Erica spotted the scissors in the window of a shop on Main Street the same day Corey told her he was leaving. He dropped it casually during a phone call, no hint of question or apology. He had taken a job managing a bar in Calgary—a big promotion, he said, as though she should be proud. He was leaving in a couple days.
So she went shopping. She refused to be cross. There was an hour left before her shift when she found the scissors. They had a pleasant weight in her hand. They looked as though they belonged in another era, to someone serious who played the pianoforte and did beautiful embroidery. They didn’t look like they belonged to a server who had dropped out of university and was living in her mother’s basement. Erica bought them at once.
In the staff washroom at the restaurant, she changed into her slender black dress and touched up her makeup. She slashed liquid eyeliner on her lids, and brushed on a thicker coat of mascara. Then she tied her long, dark tresses in a neat ribbon at the base of her neck, removed the scissors from their butter-soft carrying bag, and lopped off her ponytail in a single slice. Then she applied a perfect coat of lipstick and stepped out onto the floor.
She felt fierce and powerful every time she caught a glimpse of herself in the mirror-lined, candlelit walls. She had heard of women who cried in salon chairs after shearing off long hair, who sobbed uncontrollably into their smocks while their anxious stylists backed away. But she was not one of those women. She stood tall and proud, and she did not give one fuck about what Corey would say.
After her shift, she sat down at the bar and flirted with the new bartender. He was skinny and blond, with a stupid little goatee. He didn’t seem to have anything interesting to say. But she flirted with him all the same, feeling generous and glamorous while she did it. After an ice-cold shot of Aquavit, she called Corey’s apartment. He had not been clear about their future.

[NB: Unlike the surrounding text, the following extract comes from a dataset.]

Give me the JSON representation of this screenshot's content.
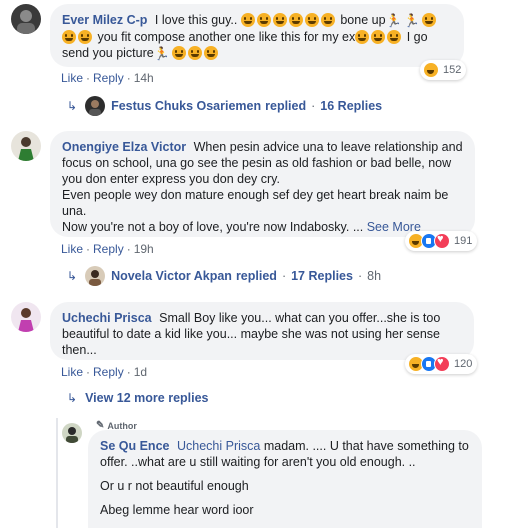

The old Erica would have taken this, would have waited to see what Corey wanted to do next. She would have tried to spend every waking moment with him before he left, and felt sorry for herself when he was gone. Not so the new, short-haired version. No more bullshit. She was going to crisply, politely tell him that there would be nothing more between them. The call went to voicemail. Probably out with some slut, she muttered into the answering machine, and hung up the phone.
When she arrived home, the house was dark and silent. Molly was at a field hockey camp, and her mother was working the night shift in the Emergency Room. Erica tottered up the stairs and kicked off her heels, hard. Then she coiled her hair into her memory box, dug her cello out of the closet, and played Saint-Saëns’s “The Swan” while swallowing angry sobs.